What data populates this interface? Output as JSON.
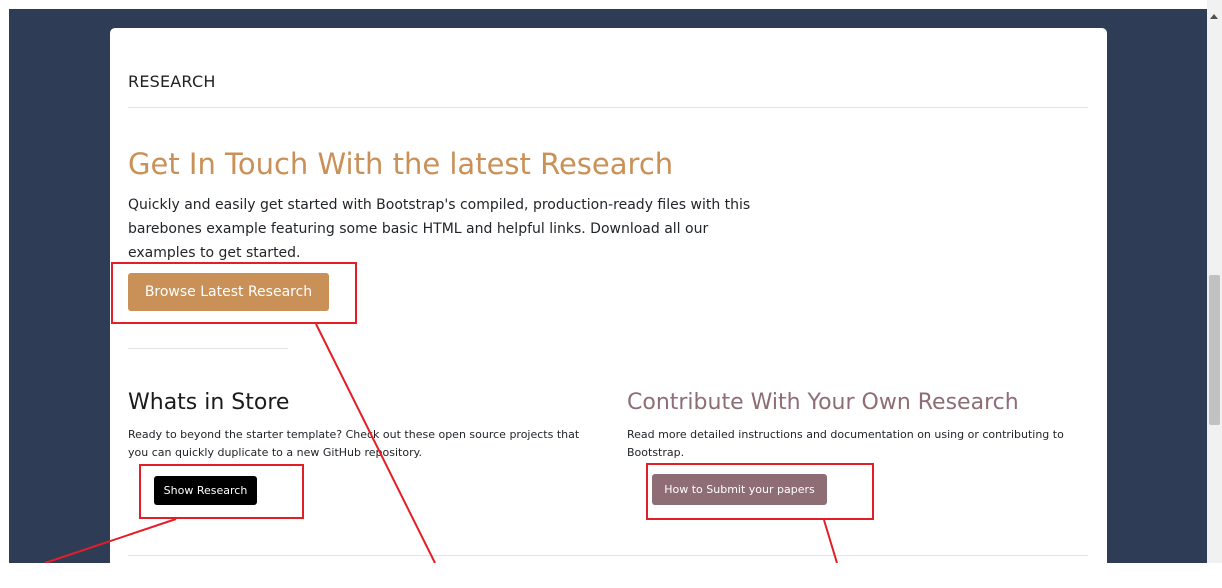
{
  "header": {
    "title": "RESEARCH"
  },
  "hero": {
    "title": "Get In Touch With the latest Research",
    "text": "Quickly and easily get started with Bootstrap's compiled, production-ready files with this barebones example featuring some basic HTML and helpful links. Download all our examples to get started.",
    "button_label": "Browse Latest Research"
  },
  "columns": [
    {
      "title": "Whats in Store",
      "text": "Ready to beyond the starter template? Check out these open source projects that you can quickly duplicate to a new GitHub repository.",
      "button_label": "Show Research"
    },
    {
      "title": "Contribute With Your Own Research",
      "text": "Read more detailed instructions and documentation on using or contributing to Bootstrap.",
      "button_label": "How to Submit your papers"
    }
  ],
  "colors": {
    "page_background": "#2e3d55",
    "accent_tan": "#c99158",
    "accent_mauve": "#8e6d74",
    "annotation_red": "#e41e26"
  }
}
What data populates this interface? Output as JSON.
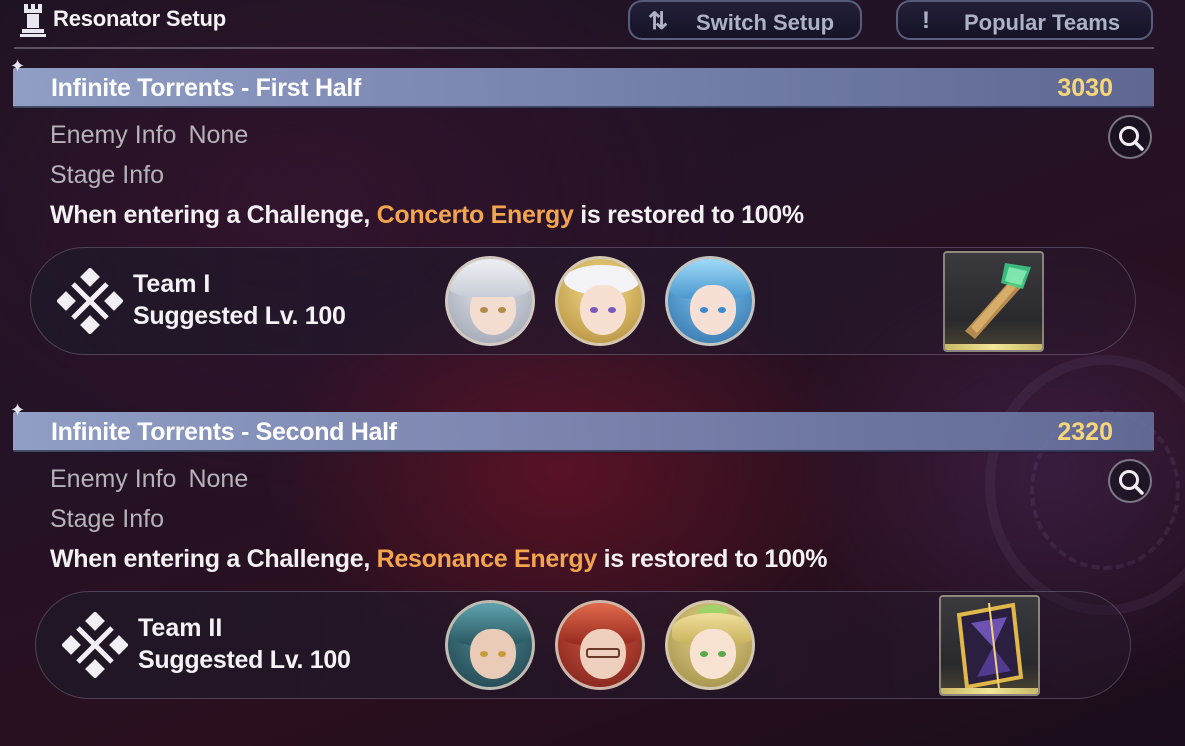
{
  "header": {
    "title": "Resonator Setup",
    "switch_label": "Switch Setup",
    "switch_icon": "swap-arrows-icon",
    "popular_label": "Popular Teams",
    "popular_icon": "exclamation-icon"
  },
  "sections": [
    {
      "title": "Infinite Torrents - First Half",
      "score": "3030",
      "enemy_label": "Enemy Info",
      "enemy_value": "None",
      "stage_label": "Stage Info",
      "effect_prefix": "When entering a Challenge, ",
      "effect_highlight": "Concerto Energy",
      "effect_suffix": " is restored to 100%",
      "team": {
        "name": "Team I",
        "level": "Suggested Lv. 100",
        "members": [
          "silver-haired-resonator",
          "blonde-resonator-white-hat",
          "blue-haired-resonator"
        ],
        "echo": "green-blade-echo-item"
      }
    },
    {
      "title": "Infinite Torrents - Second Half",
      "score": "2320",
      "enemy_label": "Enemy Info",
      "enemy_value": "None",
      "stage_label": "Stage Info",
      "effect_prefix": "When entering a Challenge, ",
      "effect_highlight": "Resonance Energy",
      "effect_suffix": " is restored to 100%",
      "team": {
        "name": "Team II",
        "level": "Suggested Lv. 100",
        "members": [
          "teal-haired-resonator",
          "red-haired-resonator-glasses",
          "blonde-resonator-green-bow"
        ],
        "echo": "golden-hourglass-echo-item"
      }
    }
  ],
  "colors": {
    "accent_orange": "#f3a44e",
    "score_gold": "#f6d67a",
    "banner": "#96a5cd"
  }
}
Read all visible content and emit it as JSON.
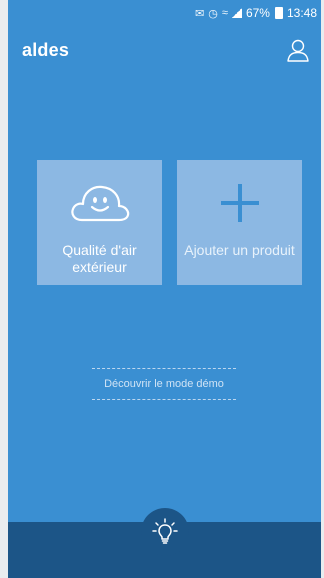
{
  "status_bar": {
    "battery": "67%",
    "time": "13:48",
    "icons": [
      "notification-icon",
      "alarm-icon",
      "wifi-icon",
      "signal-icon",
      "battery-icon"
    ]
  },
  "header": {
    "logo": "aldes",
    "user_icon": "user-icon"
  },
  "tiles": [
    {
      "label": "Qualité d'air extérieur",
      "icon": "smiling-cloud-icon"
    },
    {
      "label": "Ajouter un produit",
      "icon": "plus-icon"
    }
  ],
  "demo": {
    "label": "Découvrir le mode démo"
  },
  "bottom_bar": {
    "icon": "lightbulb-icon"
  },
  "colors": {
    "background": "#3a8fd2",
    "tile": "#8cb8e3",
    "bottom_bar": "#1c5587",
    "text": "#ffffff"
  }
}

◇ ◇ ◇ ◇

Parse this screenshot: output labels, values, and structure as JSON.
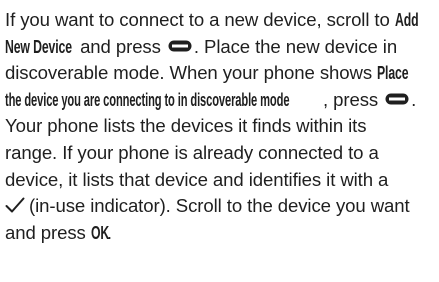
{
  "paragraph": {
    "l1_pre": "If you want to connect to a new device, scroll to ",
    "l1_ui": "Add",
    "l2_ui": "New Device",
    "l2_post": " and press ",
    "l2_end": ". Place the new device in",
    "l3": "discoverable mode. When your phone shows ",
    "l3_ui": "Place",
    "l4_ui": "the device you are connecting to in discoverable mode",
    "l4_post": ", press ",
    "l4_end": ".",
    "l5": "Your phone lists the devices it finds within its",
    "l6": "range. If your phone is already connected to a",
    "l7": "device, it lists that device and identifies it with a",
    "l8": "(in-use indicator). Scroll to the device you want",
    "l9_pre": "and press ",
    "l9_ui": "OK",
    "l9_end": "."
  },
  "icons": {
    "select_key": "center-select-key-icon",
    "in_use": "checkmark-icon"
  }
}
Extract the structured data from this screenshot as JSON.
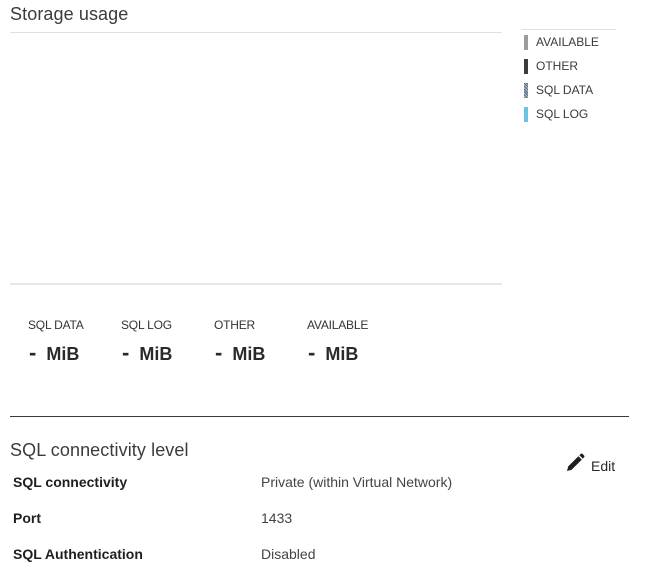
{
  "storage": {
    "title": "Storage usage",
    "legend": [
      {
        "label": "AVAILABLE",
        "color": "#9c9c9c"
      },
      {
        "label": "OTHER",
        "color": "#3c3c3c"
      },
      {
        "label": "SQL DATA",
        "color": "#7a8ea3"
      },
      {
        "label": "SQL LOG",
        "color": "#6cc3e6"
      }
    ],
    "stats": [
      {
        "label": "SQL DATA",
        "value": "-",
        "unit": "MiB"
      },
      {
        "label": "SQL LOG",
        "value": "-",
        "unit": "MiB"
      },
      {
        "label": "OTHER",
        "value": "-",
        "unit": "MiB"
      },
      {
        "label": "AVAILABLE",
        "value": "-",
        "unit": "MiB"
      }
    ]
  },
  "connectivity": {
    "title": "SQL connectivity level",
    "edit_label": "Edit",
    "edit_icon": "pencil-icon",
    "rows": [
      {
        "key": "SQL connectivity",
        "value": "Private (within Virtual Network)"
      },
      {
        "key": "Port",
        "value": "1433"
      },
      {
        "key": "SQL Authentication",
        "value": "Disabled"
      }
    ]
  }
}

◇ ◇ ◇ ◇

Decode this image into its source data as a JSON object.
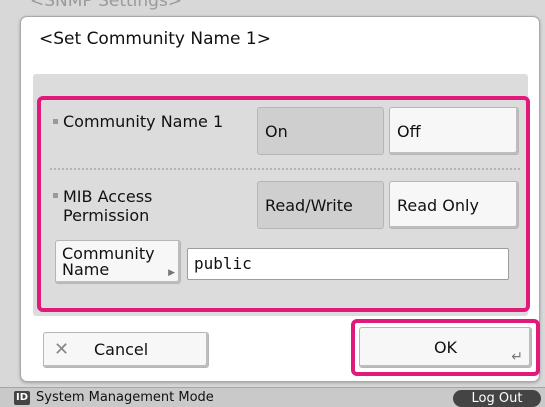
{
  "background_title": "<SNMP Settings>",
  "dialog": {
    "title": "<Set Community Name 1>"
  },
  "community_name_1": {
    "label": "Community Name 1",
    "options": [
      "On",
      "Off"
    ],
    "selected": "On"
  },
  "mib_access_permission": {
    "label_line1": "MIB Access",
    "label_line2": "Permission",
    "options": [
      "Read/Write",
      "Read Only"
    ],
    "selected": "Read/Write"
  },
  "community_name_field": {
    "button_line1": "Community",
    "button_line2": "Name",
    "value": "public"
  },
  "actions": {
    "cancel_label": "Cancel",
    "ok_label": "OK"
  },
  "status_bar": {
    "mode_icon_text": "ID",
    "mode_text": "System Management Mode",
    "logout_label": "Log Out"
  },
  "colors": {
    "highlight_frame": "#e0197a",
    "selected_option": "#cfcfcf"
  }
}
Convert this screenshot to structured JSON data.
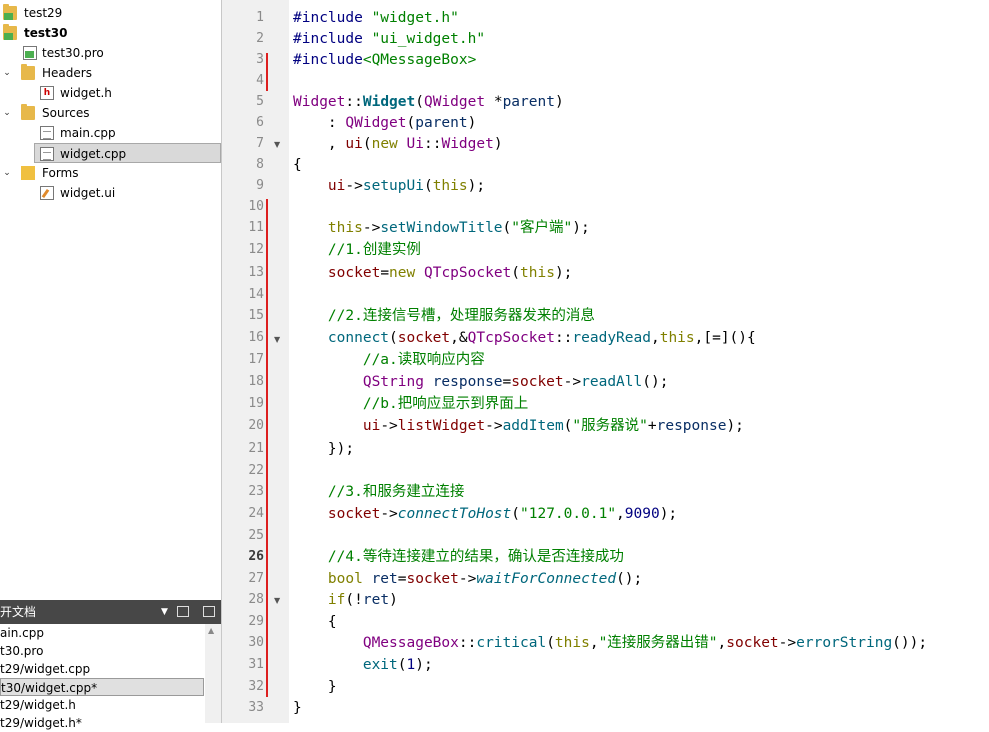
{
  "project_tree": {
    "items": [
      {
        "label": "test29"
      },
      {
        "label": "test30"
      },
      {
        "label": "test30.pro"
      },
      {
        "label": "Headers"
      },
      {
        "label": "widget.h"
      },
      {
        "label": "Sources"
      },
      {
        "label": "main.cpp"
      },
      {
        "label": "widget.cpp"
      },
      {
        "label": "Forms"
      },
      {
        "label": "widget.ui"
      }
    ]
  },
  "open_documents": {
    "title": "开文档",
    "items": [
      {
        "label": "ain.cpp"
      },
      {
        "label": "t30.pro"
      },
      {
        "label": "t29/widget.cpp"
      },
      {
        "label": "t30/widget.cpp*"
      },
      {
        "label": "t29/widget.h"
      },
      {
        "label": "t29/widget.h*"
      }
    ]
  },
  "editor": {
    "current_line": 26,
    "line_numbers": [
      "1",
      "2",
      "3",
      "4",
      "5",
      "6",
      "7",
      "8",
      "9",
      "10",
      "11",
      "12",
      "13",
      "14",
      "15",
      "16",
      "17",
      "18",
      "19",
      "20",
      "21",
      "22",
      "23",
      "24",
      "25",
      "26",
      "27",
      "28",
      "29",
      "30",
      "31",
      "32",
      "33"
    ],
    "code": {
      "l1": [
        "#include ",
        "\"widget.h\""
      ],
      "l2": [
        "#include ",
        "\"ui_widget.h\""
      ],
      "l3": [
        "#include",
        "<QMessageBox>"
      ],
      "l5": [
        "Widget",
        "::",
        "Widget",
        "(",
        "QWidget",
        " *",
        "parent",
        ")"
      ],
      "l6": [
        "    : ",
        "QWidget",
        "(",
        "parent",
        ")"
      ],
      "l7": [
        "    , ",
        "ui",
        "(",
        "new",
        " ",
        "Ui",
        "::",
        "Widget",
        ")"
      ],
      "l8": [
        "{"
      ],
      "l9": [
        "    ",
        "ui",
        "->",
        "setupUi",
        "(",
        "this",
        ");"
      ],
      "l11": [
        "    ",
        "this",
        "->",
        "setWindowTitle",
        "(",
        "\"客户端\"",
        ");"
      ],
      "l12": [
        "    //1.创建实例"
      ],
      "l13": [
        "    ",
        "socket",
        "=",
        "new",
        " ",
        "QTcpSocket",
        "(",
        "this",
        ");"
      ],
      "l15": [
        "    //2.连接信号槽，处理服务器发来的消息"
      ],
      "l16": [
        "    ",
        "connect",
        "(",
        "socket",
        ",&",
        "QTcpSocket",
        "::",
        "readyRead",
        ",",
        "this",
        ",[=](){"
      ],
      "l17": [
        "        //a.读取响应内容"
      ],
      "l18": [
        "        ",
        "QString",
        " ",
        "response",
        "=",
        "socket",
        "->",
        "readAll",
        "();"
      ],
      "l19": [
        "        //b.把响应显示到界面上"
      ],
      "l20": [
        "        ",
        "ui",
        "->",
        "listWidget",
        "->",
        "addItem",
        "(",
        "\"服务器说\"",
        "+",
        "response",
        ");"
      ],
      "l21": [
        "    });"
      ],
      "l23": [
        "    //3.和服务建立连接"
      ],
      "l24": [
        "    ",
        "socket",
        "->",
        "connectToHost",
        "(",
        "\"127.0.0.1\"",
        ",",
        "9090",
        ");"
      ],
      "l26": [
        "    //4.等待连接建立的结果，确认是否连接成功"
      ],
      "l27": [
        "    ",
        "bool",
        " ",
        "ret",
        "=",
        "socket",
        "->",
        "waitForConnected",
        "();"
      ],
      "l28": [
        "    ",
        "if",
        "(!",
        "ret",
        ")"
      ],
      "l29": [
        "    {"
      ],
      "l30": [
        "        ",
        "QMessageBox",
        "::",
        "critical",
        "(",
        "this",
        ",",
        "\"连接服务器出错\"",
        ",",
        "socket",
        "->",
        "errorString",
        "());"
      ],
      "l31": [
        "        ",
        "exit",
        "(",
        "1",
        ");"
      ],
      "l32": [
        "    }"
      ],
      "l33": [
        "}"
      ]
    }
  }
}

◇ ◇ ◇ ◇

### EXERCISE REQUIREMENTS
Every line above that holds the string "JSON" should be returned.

### WRITTEN RESPONSE
What data populates this interface? Output as JSON.
What data populates this interface? Output as JSON.
Read all visible content and emit it as JSON.
Parse this screenshot: output labels, values, and structure as JSON.
Extract the structured data from this screenshot as JSON.
Decode this image into its source data as a JSON object.
Convert this screenshot to structured JSON data.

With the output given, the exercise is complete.